Local GOPers bullish on Trump's chances

Matt Henson is the chair of the Cape Girardeau County Republican Central Committee.

Matt Henson, the newly-named chair of the Cape Girardeau County Republican Central Committee, discounts national presidential polling and is persuaded President Donald J. Trump will be reelected in November.

Henson said this year's just-completed pandemic-driven virtual Republican National Convention -- which wrapped up Thursday -- was "very unusual."

Henson said he once explained to his wife the appeal for him and other politically-involved folks of these quadrennial political gatherings.

"My wife enjoys the Summer Olympics," said Henson of Cape Girardeau, who described himself as an "avid supporter" of Trump. "I explained to her that a Republican convention is our Olympics."

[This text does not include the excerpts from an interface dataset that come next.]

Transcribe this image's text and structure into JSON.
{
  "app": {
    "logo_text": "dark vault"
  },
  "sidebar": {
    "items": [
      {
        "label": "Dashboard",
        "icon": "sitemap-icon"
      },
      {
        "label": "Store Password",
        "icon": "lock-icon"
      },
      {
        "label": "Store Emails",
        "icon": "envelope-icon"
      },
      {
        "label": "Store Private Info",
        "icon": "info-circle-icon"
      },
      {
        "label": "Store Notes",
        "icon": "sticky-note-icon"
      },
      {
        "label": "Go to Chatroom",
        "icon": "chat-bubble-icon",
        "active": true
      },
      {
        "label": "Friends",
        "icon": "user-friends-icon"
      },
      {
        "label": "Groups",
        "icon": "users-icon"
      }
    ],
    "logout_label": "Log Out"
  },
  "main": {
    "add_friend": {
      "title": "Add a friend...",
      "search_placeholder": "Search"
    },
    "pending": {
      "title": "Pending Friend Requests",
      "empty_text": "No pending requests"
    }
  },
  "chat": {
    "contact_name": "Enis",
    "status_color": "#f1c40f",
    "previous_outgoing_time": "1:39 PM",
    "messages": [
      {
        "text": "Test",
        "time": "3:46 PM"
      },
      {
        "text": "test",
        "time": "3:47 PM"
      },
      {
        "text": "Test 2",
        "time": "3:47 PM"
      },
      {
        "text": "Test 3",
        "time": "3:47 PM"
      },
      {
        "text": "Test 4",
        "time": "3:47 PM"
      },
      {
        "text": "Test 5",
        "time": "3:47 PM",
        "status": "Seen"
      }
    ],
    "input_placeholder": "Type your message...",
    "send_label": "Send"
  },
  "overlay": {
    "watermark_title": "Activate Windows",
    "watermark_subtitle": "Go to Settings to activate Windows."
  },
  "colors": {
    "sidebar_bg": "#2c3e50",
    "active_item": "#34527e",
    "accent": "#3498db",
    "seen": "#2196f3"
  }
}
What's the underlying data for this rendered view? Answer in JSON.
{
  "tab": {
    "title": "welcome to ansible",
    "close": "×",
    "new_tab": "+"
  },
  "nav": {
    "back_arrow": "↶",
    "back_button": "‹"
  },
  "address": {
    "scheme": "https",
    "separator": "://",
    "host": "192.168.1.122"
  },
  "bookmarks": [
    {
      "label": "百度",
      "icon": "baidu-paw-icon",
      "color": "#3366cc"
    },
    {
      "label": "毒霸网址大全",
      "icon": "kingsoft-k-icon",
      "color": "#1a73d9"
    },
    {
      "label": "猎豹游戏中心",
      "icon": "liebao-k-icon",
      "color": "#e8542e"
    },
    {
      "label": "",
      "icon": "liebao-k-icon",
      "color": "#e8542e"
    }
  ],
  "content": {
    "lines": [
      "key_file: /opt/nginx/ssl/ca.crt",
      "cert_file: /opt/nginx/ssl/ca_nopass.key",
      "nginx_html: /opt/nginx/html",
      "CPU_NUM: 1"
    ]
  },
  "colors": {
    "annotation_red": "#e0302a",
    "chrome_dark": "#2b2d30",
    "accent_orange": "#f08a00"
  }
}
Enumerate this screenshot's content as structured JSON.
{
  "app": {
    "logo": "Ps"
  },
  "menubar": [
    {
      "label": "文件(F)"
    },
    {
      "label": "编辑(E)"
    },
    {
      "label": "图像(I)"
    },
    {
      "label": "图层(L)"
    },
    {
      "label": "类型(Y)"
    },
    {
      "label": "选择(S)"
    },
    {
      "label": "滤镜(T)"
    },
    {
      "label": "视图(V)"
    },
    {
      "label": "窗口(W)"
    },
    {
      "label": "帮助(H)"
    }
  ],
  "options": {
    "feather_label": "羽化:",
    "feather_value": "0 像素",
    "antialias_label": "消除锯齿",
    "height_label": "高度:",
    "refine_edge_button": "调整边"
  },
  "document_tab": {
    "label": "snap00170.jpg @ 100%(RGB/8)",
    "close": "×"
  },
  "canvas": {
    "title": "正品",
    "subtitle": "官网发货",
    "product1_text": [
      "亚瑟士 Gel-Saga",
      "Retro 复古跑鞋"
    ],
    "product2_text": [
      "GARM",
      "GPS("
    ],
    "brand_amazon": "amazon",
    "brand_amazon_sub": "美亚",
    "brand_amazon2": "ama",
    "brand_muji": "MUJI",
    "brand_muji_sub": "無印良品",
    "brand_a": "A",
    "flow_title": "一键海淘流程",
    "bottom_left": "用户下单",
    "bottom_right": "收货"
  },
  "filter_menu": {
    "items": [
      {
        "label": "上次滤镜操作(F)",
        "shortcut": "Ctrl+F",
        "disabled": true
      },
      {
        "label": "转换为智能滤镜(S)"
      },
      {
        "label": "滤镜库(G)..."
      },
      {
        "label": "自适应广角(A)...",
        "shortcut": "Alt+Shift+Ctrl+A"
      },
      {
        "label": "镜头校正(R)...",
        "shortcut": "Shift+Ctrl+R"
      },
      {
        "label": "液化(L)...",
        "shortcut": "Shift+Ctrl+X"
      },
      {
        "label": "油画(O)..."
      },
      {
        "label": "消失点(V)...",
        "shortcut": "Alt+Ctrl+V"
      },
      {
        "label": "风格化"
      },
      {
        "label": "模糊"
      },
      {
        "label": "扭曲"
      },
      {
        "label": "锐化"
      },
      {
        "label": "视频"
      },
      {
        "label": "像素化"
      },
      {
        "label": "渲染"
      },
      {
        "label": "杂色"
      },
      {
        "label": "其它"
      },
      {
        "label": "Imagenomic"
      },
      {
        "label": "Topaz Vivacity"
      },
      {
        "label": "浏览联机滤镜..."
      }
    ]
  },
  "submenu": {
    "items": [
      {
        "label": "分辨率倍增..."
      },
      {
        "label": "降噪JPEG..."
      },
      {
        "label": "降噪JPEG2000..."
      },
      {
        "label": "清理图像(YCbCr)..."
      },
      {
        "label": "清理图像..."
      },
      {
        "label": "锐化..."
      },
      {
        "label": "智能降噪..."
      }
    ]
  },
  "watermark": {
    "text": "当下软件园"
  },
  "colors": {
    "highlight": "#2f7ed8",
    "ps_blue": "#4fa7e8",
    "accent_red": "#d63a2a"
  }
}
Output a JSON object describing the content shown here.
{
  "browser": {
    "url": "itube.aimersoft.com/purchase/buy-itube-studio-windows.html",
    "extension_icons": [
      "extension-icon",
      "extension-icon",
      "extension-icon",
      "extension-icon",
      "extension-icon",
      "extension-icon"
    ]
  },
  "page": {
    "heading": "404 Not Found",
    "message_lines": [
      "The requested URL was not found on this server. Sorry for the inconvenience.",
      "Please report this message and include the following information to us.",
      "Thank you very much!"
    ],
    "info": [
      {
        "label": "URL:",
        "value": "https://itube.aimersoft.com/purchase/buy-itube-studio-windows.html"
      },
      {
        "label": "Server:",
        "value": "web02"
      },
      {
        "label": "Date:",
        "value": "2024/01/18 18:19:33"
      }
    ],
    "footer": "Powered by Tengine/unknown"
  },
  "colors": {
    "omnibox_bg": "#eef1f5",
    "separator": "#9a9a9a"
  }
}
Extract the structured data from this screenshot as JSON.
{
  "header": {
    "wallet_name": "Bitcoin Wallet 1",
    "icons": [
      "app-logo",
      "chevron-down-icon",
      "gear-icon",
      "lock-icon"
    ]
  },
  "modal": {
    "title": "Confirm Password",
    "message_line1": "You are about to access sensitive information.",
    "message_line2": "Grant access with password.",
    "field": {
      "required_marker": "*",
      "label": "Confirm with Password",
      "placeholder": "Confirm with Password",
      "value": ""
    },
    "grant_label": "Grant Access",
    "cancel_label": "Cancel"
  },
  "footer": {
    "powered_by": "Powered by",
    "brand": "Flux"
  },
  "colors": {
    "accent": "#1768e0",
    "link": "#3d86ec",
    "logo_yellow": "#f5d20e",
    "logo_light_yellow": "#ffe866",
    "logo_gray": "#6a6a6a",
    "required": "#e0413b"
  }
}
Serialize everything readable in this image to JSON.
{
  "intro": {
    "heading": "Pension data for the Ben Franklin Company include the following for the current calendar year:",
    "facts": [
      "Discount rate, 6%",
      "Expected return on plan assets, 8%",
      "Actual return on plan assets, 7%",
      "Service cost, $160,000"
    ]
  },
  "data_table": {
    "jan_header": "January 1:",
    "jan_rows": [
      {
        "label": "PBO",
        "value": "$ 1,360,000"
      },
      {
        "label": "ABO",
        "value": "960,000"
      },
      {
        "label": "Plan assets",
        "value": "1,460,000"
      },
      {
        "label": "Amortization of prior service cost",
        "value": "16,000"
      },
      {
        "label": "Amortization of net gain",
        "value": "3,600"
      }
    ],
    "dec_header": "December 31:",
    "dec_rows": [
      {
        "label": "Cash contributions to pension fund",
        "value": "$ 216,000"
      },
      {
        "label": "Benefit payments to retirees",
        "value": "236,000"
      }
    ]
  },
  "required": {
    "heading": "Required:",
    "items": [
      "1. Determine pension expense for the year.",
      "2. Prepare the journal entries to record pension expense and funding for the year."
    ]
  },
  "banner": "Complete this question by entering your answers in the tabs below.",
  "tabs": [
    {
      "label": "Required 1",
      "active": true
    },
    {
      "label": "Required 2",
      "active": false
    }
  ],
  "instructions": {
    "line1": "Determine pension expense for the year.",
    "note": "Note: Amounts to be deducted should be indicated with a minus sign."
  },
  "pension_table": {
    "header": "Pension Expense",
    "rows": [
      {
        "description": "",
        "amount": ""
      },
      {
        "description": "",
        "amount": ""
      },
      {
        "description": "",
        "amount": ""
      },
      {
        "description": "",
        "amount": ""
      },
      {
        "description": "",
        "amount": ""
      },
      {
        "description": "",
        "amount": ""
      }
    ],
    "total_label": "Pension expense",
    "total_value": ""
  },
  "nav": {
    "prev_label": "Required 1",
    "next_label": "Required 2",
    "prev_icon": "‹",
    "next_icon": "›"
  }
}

Henson said he was a delegate to two GOP nominating conventions -- 1992 in Houston and 2000 in Philadelphia.

Cape Girardeau County coroner-elect Wavis Jordan, president of the SEMO Pachyderm Club, is seen June 2012.
Southeast Missourian file

"(An in-person convention) is a huge party," offered Henson, who said he met the late Sen. Strom Thurmond of South Carolina and retired Sen. Alan Simpson of Wyoming while attending the conventions that nominated George H.W. Bush ('92) and George W. Bush ('00).

"(Conventions) are a rally of like-minded people to coordinate, celebrate and get excited" about the candidate, he added.

Discounting polls

Henson is keenly aware the 45th president is behind Democratic nominee Joe Biden in most polls.

He is unconcerned, noting voter surveys were nearly unanimous in 2016 predicting a victory for Hillary Clinton.

"The polls are questionable at best," said Henson, who organized a local consulting firm after a decades-long career in banking.

"(Polls) are akin to throwing darts at a board," he opined.

Mail-in voting

Henson shares President Trump's concerns about potential fraud when it comes to mail-in voting for the general election, pointing to a local incident involving an ex-Postal Service employee more than a decade ago.

An Oran, Missouri, man pleaded guilty in April 2010 to dumping mail into Cape's Diversion Channel.

The employee was sentenced to five years of probation and six months of home confinement -- but drew no jail time -- for failing to deliver up to 1,000 pieces of mail between August and November 2009.

"Who's to say this couldn't happen again?" said Henson.

Another perspective

Cape County coroner-elect Wavis Jordan, the first Black ever elected to countywide office after his win in a three-way race earlier this month, said Friday he remains behind Trump "100 percent."

Jordan said he has never attended a nominating convention but "it's my dream to go."

Jordan, of Gordonville, said he heard distinctly different messages by following the conventions of both parties.

"The Democrats were just anti-Trump, never saying what they would do for us," said Jordan. "The Republicans by contrast didn't try to slander Biden."

Jordan, president of the 40-person SEMO Pachyderm Club, a conservative Republican group, said of the two issues that matter most to him, Trump deserves "an A-plus."

Before the pandemic, Jordan said, unemployment was down and jobs were up.

What's happened since to employment and jobs, said Jordan, "is out of (Trump's) control."